= MATERIAL FOR THE TASK =

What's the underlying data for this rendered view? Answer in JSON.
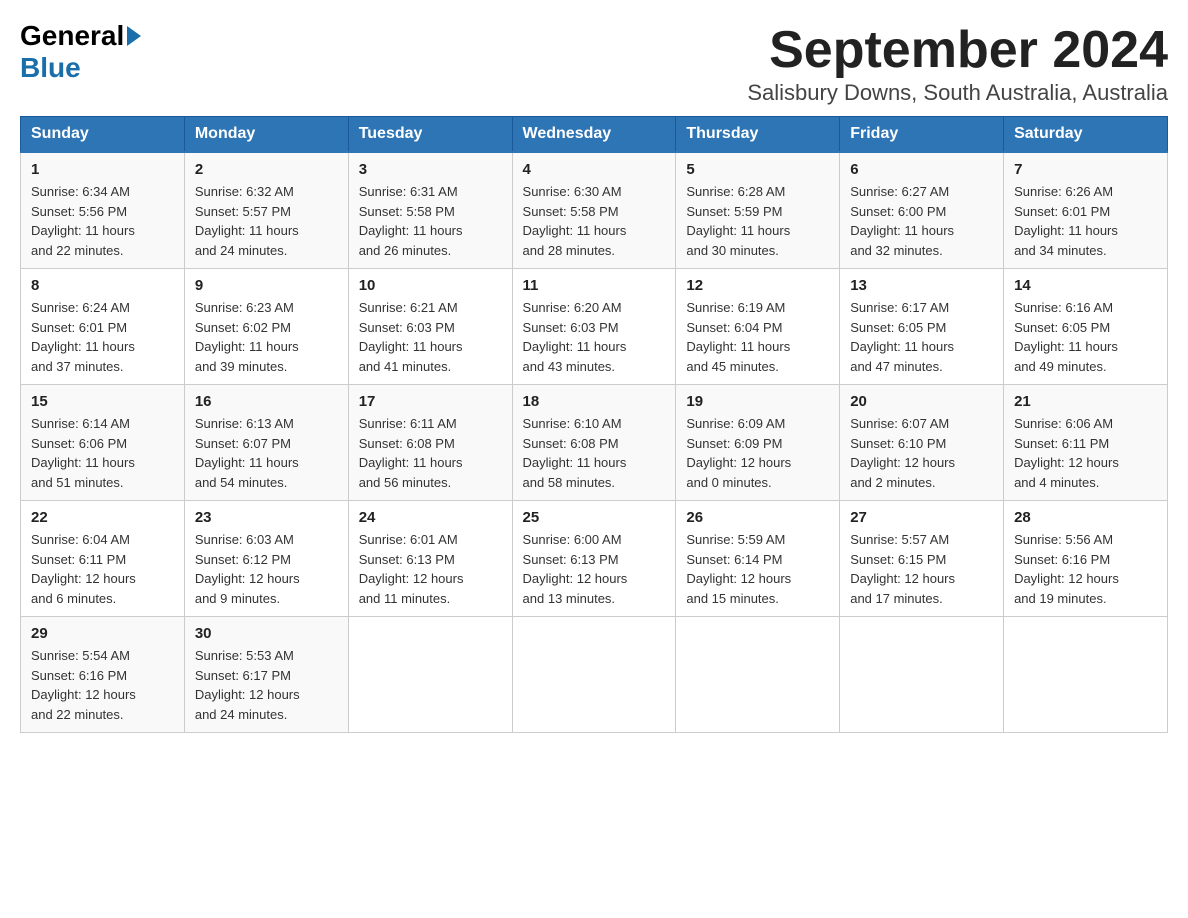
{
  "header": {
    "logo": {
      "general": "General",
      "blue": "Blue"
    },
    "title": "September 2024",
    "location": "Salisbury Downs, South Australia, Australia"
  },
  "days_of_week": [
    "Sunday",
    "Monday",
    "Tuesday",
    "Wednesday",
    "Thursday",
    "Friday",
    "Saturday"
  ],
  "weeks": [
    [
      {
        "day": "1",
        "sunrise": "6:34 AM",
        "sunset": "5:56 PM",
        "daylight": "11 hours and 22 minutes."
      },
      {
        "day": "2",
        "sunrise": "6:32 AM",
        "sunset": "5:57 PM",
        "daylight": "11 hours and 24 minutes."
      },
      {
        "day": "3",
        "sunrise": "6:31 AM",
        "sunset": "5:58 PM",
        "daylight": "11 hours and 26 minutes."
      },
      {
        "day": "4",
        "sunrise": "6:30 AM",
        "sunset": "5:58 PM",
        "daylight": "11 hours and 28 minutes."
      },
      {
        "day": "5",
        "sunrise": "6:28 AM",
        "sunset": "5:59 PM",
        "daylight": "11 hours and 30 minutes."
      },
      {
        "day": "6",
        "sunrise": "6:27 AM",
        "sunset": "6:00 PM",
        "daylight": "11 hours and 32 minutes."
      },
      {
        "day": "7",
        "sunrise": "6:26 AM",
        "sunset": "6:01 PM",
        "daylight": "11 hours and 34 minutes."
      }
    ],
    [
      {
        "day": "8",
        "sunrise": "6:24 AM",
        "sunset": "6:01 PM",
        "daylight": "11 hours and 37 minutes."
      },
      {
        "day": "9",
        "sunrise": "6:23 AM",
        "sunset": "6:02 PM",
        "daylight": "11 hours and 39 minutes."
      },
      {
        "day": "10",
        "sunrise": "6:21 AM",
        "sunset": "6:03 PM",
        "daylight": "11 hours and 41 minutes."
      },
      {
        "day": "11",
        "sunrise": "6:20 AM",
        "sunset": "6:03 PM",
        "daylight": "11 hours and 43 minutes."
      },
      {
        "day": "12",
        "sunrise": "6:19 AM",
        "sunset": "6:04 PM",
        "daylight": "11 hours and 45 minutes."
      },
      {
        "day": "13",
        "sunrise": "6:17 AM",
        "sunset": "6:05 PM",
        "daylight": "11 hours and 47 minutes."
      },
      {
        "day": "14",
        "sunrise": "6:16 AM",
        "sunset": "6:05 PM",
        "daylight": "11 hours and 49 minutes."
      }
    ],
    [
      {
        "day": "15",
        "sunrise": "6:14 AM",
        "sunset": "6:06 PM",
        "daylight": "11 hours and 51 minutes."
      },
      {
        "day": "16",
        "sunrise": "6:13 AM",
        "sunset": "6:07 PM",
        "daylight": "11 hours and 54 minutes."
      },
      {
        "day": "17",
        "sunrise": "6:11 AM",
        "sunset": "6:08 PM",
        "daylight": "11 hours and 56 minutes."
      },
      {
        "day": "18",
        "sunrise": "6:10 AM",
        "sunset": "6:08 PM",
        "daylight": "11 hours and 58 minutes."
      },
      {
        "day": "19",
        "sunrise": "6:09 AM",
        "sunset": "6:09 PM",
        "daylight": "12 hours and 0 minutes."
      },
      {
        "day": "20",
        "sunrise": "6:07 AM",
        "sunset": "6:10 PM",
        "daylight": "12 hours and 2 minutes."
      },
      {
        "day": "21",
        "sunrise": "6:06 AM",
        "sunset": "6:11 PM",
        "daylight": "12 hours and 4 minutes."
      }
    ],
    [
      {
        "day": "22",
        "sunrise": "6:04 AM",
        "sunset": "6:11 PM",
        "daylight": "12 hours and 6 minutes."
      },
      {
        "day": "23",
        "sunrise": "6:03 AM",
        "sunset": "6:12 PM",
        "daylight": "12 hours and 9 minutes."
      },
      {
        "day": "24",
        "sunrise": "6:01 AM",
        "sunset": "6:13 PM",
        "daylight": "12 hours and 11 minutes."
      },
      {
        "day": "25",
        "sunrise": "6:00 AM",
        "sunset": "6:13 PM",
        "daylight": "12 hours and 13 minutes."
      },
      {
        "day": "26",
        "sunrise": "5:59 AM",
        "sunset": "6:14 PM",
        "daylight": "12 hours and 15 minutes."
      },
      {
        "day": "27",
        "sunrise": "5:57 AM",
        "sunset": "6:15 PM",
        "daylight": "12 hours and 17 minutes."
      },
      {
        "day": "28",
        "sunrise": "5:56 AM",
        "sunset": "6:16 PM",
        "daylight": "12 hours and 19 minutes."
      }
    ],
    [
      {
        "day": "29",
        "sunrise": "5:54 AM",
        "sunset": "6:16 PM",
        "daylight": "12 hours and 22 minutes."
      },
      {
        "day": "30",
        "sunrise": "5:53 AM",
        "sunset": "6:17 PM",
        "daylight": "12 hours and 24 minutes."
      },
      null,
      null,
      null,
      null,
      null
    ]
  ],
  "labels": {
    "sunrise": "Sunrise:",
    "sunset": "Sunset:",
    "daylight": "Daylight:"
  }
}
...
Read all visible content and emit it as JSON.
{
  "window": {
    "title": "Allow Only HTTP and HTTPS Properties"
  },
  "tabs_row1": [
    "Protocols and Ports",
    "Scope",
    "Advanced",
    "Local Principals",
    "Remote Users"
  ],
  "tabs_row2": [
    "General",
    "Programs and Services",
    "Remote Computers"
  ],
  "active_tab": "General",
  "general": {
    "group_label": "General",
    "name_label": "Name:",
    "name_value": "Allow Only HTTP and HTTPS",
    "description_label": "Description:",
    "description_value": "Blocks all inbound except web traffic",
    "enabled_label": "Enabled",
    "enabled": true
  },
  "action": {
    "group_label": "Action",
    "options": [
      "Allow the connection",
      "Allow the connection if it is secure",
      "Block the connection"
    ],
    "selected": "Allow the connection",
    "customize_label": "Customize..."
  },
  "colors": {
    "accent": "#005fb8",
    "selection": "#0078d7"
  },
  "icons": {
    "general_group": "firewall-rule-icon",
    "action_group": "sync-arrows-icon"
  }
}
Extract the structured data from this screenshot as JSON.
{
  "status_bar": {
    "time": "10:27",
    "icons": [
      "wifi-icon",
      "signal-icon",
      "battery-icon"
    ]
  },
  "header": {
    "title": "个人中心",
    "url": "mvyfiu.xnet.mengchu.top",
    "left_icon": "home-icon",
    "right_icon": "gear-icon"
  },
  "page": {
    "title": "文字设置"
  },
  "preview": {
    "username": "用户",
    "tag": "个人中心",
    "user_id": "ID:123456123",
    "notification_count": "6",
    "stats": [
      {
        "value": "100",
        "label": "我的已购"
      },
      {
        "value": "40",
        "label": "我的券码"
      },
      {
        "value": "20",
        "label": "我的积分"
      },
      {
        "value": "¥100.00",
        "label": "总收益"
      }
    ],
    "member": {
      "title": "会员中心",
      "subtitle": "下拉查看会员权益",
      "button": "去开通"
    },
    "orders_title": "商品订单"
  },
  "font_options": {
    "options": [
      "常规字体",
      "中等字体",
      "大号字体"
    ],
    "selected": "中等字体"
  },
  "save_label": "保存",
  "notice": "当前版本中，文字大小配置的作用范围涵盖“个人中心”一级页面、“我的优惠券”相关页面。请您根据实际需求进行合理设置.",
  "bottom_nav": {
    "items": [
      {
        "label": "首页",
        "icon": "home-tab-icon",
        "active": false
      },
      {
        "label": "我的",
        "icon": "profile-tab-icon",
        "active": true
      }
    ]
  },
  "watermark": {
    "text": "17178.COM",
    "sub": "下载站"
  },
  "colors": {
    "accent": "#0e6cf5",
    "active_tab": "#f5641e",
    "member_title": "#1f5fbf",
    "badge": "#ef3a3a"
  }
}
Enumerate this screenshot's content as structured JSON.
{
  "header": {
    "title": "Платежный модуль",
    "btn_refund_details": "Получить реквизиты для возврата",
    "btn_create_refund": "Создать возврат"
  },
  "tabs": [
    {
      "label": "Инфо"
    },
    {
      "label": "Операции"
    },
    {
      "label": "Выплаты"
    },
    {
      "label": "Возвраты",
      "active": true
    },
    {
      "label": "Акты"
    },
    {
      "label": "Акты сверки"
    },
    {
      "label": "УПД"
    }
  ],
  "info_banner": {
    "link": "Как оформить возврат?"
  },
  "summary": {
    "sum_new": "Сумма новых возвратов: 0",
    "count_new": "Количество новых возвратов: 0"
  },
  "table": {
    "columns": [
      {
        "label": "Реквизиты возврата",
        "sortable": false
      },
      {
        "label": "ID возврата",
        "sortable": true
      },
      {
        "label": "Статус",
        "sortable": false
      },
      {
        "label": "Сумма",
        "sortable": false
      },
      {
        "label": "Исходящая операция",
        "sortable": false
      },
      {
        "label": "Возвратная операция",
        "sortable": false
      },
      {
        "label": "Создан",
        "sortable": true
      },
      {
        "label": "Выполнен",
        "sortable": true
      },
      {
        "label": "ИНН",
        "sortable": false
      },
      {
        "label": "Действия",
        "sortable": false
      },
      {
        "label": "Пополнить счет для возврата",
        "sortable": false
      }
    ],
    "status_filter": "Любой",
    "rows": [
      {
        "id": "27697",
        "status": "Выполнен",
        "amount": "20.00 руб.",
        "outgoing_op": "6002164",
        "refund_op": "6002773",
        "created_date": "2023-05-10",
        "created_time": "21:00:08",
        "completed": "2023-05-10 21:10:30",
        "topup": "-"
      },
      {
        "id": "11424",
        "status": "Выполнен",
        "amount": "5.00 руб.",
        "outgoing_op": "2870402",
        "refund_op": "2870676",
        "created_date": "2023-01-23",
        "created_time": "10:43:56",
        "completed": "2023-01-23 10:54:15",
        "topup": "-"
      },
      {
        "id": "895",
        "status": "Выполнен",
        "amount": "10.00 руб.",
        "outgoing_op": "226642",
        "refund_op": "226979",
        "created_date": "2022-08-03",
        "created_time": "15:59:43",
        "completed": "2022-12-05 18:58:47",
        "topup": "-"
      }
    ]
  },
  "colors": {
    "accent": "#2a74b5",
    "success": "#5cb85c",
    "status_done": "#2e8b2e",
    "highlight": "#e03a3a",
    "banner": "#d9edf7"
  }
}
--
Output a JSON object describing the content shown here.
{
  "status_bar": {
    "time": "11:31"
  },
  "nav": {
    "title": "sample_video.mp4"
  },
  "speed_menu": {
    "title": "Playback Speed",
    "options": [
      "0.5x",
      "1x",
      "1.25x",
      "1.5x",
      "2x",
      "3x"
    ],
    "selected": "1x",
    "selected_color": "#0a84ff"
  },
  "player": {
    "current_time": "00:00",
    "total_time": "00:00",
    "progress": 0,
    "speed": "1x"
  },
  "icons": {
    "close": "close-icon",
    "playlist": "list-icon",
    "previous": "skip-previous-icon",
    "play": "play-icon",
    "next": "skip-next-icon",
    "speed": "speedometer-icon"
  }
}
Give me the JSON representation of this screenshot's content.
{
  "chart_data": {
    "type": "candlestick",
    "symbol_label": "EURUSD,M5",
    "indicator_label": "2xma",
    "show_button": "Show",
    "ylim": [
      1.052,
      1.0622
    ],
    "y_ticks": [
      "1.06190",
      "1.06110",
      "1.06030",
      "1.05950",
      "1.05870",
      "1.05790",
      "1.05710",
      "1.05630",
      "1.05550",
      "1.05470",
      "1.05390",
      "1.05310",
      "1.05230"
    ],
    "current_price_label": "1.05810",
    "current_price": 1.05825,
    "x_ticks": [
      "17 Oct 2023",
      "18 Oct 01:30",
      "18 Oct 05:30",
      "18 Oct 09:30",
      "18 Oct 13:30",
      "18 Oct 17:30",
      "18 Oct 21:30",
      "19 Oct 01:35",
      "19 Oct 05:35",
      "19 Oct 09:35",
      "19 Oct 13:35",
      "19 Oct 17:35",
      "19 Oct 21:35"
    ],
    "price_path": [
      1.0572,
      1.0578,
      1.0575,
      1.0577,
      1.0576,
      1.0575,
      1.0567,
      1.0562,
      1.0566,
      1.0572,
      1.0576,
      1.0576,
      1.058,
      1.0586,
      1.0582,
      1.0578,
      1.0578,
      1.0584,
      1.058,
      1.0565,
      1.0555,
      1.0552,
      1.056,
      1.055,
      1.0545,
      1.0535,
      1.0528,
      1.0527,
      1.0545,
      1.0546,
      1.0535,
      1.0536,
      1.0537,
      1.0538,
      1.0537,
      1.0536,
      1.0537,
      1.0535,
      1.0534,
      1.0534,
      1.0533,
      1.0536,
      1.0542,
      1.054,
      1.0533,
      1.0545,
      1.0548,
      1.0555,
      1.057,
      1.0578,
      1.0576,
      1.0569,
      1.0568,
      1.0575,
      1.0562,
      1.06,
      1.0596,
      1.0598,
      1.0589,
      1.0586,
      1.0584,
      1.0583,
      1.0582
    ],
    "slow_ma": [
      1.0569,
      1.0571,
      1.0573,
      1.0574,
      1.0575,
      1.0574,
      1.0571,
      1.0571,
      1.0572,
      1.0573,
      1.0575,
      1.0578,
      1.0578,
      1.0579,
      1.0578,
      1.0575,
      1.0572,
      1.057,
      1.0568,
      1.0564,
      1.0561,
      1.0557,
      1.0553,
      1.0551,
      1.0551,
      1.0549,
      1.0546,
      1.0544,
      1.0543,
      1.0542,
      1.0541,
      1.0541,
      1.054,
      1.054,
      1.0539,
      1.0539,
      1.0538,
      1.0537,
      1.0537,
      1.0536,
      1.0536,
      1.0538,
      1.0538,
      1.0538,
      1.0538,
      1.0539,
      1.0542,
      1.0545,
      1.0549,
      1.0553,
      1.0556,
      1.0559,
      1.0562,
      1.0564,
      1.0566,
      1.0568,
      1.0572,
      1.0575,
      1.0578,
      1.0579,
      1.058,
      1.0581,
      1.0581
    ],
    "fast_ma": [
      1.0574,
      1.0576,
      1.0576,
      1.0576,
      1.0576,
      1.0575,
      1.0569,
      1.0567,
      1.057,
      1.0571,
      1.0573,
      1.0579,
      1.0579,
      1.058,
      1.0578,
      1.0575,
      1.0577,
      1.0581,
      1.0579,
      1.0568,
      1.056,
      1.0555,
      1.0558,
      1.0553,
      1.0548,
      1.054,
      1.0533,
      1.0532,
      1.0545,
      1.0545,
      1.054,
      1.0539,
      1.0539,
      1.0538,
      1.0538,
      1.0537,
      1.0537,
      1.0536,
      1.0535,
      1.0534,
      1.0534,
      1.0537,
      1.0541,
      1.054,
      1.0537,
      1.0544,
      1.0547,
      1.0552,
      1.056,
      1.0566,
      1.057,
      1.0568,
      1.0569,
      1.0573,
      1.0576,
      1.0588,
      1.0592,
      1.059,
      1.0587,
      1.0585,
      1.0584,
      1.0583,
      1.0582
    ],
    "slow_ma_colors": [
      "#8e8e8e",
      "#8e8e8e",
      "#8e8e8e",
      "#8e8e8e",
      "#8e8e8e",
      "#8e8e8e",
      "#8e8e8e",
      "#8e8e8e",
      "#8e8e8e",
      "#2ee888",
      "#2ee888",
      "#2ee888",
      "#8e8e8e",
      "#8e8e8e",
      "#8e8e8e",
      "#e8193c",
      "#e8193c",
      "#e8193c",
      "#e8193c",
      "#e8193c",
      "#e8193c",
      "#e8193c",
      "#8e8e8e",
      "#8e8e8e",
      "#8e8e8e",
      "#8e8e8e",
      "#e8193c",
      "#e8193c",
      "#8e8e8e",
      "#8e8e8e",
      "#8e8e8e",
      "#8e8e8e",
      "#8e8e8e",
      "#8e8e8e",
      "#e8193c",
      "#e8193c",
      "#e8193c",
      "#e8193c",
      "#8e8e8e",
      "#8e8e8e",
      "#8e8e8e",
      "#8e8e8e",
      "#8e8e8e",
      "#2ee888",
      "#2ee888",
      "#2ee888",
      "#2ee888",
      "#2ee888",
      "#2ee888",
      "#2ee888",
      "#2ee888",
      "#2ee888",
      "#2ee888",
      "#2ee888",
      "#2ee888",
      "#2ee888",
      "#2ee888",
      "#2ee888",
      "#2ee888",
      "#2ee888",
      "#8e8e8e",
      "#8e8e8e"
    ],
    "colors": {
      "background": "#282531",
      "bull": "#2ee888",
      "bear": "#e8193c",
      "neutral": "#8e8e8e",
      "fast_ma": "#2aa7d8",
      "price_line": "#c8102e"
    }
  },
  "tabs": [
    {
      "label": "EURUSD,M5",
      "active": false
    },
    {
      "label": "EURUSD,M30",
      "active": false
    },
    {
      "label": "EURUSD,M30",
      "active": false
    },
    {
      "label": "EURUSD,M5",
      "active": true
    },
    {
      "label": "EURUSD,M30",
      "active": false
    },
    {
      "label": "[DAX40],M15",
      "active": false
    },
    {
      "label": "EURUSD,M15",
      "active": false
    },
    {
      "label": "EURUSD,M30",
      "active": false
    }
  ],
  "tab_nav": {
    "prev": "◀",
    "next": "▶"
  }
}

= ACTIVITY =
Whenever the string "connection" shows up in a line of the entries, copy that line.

= OUTPUT FOR THIS TASK =
      "Allow the connection",
      "Allow the connection if it is secure",
      "Block the connection"
    "selected": "Allow the connection",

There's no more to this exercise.